> _Input data_

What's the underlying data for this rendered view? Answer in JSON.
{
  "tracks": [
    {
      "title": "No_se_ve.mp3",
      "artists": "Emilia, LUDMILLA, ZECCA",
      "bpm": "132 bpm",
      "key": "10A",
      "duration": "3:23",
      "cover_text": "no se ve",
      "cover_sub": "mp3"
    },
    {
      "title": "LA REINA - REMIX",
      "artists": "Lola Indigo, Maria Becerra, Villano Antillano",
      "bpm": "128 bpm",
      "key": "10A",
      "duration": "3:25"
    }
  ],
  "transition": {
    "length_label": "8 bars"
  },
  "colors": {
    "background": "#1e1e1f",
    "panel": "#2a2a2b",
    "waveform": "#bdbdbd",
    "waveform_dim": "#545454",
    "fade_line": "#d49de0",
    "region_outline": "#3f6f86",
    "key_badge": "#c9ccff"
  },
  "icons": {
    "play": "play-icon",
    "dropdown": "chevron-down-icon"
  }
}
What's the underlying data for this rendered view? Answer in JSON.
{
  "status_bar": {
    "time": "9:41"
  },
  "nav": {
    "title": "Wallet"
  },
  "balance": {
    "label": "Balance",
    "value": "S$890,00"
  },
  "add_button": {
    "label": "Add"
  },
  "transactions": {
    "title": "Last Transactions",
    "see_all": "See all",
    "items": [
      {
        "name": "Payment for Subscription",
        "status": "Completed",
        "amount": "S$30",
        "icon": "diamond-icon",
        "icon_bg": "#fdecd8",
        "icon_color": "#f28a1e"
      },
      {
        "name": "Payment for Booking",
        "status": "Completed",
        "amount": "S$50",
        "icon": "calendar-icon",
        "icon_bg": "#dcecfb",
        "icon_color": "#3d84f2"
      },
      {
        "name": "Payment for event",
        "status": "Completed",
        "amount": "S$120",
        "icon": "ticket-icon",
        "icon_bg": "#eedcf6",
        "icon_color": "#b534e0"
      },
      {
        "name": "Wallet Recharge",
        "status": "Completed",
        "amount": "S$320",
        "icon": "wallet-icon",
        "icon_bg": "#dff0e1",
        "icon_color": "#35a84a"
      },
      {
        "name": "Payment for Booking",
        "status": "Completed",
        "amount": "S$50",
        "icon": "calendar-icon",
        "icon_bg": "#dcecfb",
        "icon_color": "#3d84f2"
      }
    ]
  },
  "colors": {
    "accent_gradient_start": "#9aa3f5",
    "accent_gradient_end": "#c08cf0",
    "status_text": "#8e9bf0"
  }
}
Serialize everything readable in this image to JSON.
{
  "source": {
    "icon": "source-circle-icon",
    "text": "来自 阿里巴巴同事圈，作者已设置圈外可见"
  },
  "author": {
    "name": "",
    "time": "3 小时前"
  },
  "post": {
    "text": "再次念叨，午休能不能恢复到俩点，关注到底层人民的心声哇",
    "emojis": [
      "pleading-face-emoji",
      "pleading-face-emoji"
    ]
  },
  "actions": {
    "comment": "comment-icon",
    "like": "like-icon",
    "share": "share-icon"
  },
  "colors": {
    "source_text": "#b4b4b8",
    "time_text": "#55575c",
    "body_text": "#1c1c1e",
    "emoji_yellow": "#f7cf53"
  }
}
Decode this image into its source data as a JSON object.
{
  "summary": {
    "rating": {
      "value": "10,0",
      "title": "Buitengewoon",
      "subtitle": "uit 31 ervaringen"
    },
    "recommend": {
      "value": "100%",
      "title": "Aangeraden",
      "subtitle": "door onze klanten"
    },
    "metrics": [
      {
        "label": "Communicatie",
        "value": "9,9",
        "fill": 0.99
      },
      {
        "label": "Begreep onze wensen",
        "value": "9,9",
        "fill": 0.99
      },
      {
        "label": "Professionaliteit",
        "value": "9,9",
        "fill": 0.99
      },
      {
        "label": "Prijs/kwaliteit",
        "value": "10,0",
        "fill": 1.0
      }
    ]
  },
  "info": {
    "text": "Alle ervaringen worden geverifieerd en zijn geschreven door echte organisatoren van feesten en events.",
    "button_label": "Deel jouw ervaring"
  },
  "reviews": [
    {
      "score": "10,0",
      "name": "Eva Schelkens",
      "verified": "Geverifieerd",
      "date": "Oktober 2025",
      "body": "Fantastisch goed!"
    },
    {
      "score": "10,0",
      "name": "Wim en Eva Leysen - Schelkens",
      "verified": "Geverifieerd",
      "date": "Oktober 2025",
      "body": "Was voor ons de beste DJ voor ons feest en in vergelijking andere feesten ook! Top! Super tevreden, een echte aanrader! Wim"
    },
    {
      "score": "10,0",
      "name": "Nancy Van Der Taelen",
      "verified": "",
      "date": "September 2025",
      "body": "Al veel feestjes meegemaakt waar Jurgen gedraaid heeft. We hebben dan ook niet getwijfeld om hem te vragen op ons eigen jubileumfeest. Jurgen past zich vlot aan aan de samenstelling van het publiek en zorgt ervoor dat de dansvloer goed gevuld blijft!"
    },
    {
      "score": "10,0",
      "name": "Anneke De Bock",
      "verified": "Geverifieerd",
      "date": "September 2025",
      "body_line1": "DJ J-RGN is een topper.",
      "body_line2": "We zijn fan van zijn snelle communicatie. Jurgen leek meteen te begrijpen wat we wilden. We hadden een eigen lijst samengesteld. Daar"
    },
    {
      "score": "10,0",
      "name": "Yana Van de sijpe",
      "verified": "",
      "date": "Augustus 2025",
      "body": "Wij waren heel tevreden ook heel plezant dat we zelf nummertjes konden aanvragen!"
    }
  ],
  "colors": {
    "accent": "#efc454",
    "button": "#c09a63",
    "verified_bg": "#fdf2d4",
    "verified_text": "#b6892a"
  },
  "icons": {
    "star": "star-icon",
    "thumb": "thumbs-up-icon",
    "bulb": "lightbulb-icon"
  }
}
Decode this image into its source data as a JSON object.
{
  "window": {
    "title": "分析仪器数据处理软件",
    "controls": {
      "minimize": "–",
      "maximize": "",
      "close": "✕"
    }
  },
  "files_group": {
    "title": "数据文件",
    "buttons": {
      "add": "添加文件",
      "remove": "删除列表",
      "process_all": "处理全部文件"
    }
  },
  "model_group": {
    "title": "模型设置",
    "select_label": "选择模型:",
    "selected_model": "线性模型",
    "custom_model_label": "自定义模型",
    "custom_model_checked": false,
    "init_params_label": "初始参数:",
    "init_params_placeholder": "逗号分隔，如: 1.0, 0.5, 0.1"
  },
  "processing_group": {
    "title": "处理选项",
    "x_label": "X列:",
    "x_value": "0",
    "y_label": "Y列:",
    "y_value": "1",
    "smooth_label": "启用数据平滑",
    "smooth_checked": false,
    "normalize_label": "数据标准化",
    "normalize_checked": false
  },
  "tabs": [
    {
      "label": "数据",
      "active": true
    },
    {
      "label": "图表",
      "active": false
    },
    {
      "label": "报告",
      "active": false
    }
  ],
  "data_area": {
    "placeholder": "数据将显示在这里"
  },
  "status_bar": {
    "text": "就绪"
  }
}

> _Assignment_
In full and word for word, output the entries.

> _Expected answer_
What's the underlying data for this rendered view? Answer in JSON.
{
  "tracks": [
    {
      "title": "No_se_ve.mp3",
      "artists": "Emilia, LUDMILLA, ZECCA",
      "bpm": "132 bpm",
      "key": "10A",
      "duration": "3:23",
      "cover_text": "no se ve",
      "cover_sub": "mp3"
    },
    {
      "title": "LA REINA - REMIX",
      "artists": "Lola Indigo, Maria Becerra, Villano Antillano",
      "bpm": "128 bpm",
      "key": "10A",
      "duration": "3:25"
    }
  ],
  "transition": {
    "length_label": "8 bars"
  },
  "colors": {
    "background": "#1e1e1f",
    "panel": "#2a2a2b",
    "waveform": "#bdbdbd",
    "waveform_dim": "#545454",
    "fade_line": "#d49de0",
    "region_outline": "#3f6f86",
    "key_badge": "#c9ccff"
  },
  "icons": {
    "play": "play-icon",
    "dropdown": "chevron-down-icon"
  }
}
What's the underlying data for this rendered view? Answer in JSON.
{
  "status_bar": {
    "time": "9:41"
  },
  "nav": {
    "title": "Wallet"
  },
  "balance": {
    "label": "Balance",
    "value": "S$890,00"
  },
  "add_button": {
    "label": "Add"
  },
  "transactions": {
    "title": "Last Transactions",
    "see_all": "See all",
    "items": [
      {
        "name": "Payment for Subscription",
        "status": "Completed",
        "amount": "S$30",
        "icon": "diamond-icon",
        "icon_bg": "#fdecd8",
        "icon_color": "#f28a1e"
      },
      {
        "name": "Payment for Booking",
        "status": "Completed",
        "amount": "S$50",
        "icon": "calendar-icon",
        "icon_bg": "#dcecfb",
        "icon_color": "#3d84f2"
      },
      {
        "name": "Payment for event",
        "status": "Completed",
        "amount": "S$120",
        "icon": "ticket-icon",
        "icon_bg": "#eedcf6",
        "icon_color": "#b534e0"
      },
      {
        "name": "Wallet Recharge",
        "status": "Completed",
        "amount": "S$320",
        "icon": "wallet-icon",
        "icon_bg": "#dff0e1",
        "icon_color": "#35a84a"
      },
      {
        "name": "Payment for Booking",
        "status": "Completed",
        "amount": "S$50",
        "icon": "calendar-icon",
        "icon_bg": "#dcecfb",
        "icon_color": "#3d84f2"
      }
    ]
  },
  "colors": {
    "accent_gradient_start": "#9aa3f5",
    "accent_gradient_end": "#c08cf0",
    "status_text": "#8e9bf0"
  }
}
Serialize everything readable in this image to JSON.
{
  "source": {
    "icon": "source-circle-icon",
    "text": "来自 阿里巴巴同事圈，作者已设置圈外可见"
  },
  "author": {
    "name": "",
    "time": "3 小时前"
  },
  "post": {
    "text": "再次念叨，午休能不能恢复到俩点，关注到底层人民的心声哇",
    "emojis": [
      "pleading-face-emoji",
      "pleading-face-emoji"
    ]
  },
  "actions": {
    "comment": "comment-icon",
    "like": "like-icon",
    "share": "share-icon"
  },
  "colors": {
    "source_text": "#b4b4b8",
    "time_text": "#55575c",
    "body_text": "#1c1c1e",
    "emoji_yellow": "#f7cf53"
  }
}
Decode this image into its source data as a JSON object.
{
  "summary": {
    "rating": {
      "value": "10,0",
      "title": "Buitengewoon",
      "subtitle": "uit 31 ervaringen"
    },
    "recommend": {
      "value": "100%",
      "title": "Aangeraden",
      "subtitle": "door onze klanten"
    },
    "metrics": [
      {
        "label": "Communicatie",
        "value": "9,9",
        "fill": 0.99
      },
      {
        "label": "Begreep onze wensen",
        "value": "9,9",
        "fill": 0.99
      },
      {
        "label": "Professionaliteit",
        "value": "9,9",
        "fill": 0.99
      },
      {
        "label": "Prijs/kwaliteit",
        "value": "10,0",
        "fill": 1.0
      }
    ]
  },
  "info": {
    "text": "Alle ervaringen worden geverifieerd en zijn geschreven door echte organisatoren van feesten en events.",
    "button_label": "Deel jouw ervaring"
  },
  "reviews": [
    {
      "score": "10,0",
      "name": "Eva Schelkens",
      "verified": "Geverifieerd",
      "date": "Oktober 2025",
      "body": "Fantastisch goed!"
    },
    {
      "score": "10,0",
      "name": "Wim en Eva Leysen - Schelkens",
      "verified": "Geverifieerd",
      "date": "Oktober 2025",
      "body": "Was voor ons de beste DJ voor ons feest en in vergelijking andere feesten ook! Top! Super tevreden, een echte aanrader! Wim"
    },
    {
      "score": "10,0",
      "name": "Nancy Van Der Taelen",
      "verified": "",
      "date": "September 2025",
      "body": "Al veel feestjes meegemaakt waar Jurgen gedraaid heeft. We hebben dan ook niet getwijfeld om hem te vragen op ons eigen jubileumfeest. Jurgen past zich vlot aan aan de samenstelling van het publiek en zorgt ervoor dat de dansvloer goed gevuld blijft!"
    },
    {
      "score": "10,0",
      "name": "Anneke De Bock",
      "verified": "Geverifieerd",
      "date": "September 2025",
      "body_line1": "DJ J-RGN is een topper.",
      "body_line2": "We zijn fan van zijn snelle communicatie. Jurgen leek meteen te begrijpen wat we wilden. We hadden een eigen lijst samengesteld. Daar"
    },
    {
      "score": "10,0",
      "name": "Yana Van de sijpe",
      "verified": "",
      "date": "Augustus 2025",
      "body": "Wij waren heel tevreden ook heel plezant dat we zelf nummertjes konden aanvragen!"
    }
  ],
  "colors": {
    "accent": "#efc454",
    "button": "#c09a63",
    "verified_bg": "#fdf2d4",
    "verified_text": "#b6892a"
  },
  "icons": {
    "star": "star-icon",
    "thumb": "thumbs-up-icon",
    "bulb": "lightbulb-icon"
  }
}
Decode this image into its source data as a JSON object.
{
  "window": {
    "title": "分析仪器数据处理软件",
    "controls": {
      "minimize": "–",
      "maximize": "",
      "close": "✕"
    }
  },
  "files_group": {
    "title": "数据文件",
    "buttons": {
      "add": "添加文件",
      "remove": "删除列表",
      "process_all": "处理全部文件"
    }
  },
  "model_group": {
    "title": "模型设置",
    "select_label": "选择模型:",
    "selected_model": "线性模型",
    "custom_model_label": "自定义模型",
    "custom_model_checked": false,
    "init_params_label": "初始参数:",
    "init_params_placeholder": "逗号分隔，如: 1.0, 0.5, 0.1"
  },
  "processing_group": {
    "title": "处理选项",
    "x_label": "X列:",
    "x_value": "0",
    "y_label": "Y列:",
    "y_value": "1",
    "smooth_label": "启用数据平滑",
    "smooth_checked": false,
    "normalize_label": "数据标准化",
    "normalize_checked": false
  },
  "tabs": [
    {
      "label": "数据",
      "active": true
    },
    {
      "label": "图表",
      "active": false
    },
    {
      "label": "报告",
      "active": false
    }
  ],
  "data_area": {
    "placeholder": "数据将显示在这里"
  },
  "status_bar": {
    "text": "就绪"
  }
}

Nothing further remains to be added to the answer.